### Description of the task
In the entries that follow, find each line with the word "Delivery" and copy it.

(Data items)
= = = =

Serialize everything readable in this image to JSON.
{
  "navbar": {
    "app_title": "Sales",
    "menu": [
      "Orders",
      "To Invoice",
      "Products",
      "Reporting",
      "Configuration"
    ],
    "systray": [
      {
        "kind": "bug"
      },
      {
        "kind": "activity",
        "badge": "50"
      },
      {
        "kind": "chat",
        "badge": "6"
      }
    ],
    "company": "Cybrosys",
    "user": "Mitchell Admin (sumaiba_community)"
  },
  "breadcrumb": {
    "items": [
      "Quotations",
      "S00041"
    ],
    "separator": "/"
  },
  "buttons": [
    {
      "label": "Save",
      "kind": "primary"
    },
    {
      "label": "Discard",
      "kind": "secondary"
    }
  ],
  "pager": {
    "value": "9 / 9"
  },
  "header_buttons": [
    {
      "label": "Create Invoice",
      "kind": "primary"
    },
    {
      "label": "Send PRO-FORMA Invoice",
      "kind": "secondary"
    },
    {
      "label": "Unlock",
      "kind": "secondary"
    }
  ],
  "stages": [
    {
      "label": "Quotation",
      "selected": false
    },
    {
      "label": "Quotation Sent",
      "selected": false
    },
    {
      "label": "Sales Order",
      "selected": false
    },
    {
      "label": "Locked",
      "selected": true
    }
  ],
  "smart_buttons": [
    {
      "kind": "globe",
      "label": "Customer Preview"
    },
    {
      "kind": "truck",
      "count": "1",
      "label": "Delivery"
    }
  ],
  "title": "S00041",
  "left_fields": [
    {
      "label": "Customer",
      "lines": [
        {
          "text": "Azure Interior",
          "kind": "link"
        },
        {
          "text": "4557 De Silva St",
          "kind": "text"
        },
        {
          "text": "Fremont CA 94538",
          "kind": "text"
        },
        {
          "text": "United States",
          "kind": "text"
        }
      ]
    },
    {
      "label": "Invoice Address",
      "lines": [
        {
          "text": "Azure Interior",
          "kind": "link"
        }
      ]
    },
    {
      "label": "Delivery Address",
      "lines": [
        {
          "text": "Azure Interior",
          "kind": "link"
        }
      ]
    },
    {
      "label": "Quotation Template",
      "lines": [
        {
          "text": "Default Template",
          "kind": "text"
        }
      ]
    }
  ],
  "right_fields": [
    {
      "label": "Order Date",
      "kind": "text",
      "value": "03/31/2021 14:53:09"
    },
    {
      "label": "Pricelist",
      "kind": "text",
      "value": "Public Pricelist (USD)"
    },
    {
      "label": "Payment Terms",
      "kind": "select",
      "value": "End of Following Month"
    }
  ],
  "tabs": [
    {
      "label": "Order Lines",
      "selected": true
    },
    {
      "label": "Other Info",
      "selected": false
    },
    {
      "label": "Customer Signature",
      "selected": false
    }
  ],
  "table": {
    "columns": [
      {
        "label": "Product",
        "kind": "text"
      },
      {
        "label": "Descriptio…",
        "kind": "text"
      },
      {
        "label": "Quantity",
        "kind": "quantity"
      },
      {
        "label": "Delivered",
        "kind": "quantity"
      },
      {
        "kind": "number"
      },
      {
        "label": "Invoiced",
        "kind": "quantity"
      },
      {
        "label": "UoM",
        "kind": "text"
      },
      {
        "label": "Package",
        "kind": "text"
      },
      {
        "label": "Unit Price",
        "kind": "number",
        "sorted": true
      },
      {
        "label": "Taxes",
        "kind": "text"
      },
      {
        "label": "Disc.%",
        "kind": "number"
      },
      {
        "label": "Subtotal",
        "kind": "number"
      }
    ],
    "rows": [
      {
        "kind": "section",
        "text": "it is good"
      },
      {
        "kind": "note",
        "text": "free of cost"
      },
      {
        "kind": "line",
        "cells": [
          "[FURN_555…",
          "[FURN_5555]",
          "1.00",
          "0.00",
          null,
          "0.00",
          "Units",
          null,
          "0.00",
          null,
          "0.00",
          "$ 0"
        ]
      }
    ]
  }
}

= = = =

### Response below
      "label": "Delivery"
      "label": "Delivery Address",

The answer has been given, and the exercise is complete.